Concerning maritime security, you will consider the update on global trends relating to piracy and armed robbery against ships. I am pleased to report that the number of incidents has continued to fall, notably in the Gulf of Guinea, with 38 incidents reported in 2021 compared to 90 in 2020. I would also note that the UN Security Council Resolution 2608(2021), which gave authorization to Member States to provide naval assets off the coast of Somalia, expired on 31 March 2022. Despite the global decrease in piracy and the ending of the Security Council Resolution, we must remain vigilant. I call upon international organizations, littoral States and industry stakeholders to continue their efforts to reduce the threat of piracy and armed robbery; and encourage Member States to continue to monitor the threat to ships flying their flag operating off the coast of Somalia and to set appropriate security levels in accordance with the ISPS Code.
At this session you are scheduled to complete your work on domestic ferry safety. I encourage you to adopt the draft MSC resolution on Model Regulations on Domestic Ferry Safety. These model regulations are providing a framework to ensure the safe operation of domestic ferries which can be adapted by countries, as necessary, to suit their respective national conditions and requirements.
You are also expected to continue your consideration of further measures to enhance the safety of ships relating to the use of oil fuel. A related working group is expected to be established, with the main aim of finalizing draft SOLAS amendments addressing the reporting of confirmed cases where oil fuel suppliers have failed to meet the flashpoint requirements, action against oil fuel suppliers in confirmed cases of deliveries of oil fuel not complying with the flashpoint requirements and documentation of the flashpoint of the actual fuel batch.

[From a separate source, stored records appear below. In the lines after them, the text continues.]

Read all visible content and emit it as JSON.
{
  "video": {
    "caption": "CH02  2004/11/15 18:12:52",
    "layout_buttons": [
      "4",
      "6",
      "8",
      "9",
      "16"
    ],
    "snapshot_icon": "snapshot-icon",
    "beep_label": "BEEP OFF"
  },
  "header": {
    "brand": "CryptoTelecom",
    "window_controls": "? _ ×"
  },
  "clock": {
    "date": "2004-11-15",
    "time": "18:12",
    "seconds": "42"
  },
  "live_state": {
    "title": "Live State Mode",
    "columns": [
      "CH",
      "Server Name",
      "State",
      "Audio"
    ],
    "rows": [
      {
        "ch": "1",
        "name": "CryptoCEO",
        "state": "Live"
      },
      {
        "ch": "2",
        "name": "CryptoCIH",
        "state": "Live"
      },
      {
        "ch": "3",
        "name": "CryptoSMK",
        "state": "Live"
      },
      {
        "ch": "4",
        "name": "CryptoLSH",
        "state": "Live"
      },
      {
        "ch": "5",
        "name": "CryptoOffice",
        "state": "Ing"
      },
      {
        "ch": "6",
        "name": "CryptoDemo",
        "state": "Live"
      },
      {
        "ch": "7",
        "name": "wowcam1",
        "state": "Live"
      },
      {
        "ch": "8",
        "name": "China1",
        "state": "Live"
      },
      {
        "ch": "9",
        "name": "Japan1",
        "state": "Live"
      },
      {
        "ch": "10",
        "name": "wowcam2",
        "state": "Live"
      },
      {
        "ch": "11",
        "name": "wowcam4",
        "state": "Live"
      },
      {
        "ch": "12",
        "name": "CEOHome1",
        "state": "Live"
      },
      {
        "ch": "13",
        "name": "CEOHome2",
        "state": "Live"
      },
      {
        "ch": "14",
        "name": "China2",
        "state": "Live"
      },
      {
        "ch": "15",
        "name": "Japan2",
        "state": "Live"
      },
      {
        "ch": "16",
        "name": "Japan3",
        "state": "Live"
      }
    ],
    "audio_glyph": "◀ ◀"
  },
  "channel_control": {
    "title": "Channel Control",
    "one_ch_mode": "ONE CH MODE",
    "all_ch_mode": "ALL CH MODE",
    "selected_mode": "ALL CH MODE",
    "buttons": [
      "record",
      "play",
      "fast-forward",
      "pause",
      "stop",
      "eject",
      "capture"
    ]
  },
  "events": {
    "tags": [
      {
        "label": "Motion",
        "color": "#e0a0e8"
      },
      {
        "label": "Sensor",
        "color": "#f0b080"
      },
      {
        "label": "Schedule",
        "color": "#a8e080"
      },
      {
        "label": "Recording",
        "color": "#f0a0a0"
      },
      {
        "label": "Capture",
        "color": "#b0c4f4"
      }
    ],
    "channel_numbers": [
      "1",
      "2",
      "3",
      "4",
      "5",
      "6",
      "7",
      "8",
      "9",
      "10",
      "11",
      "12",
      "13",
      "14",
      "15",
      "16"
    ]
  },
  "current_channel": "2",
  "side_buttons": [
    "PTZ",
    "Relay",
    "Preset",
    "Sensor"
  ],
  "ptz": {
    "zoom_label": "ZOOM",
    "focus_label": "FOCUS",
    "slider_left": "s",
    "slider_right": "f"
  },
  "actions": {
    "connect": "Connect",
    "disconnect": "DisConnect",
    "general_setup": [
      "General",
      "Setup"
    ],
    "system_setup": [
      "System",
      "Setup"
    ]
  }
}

I urge you to finalize these amendments to ensure that the safety risks associated with oil fuel can be mitigated appropriately.
I am hopeful that you will also make progress on the other substantive items on the agenda for this session, such as:
- consideration of amendments to mandatory and non-mandatory instruments, in particular those addressing the modernization of the GMDSS;
- goal-based new ship construction standards; and
- the actions requested of you emanating from the reports of several sub-committees.
I am confident that you will apply the usual customary IMO spirit of cooperation in all your decisions and that, under the capable leadership of your Chair, Mrs. Medina of the United States, supported by the Vice-Chair, Mr. Mozas of Greece, you will have constructive discussions and reach agreement on the agenda items under consideration.
My best wishes to you all for a productive session.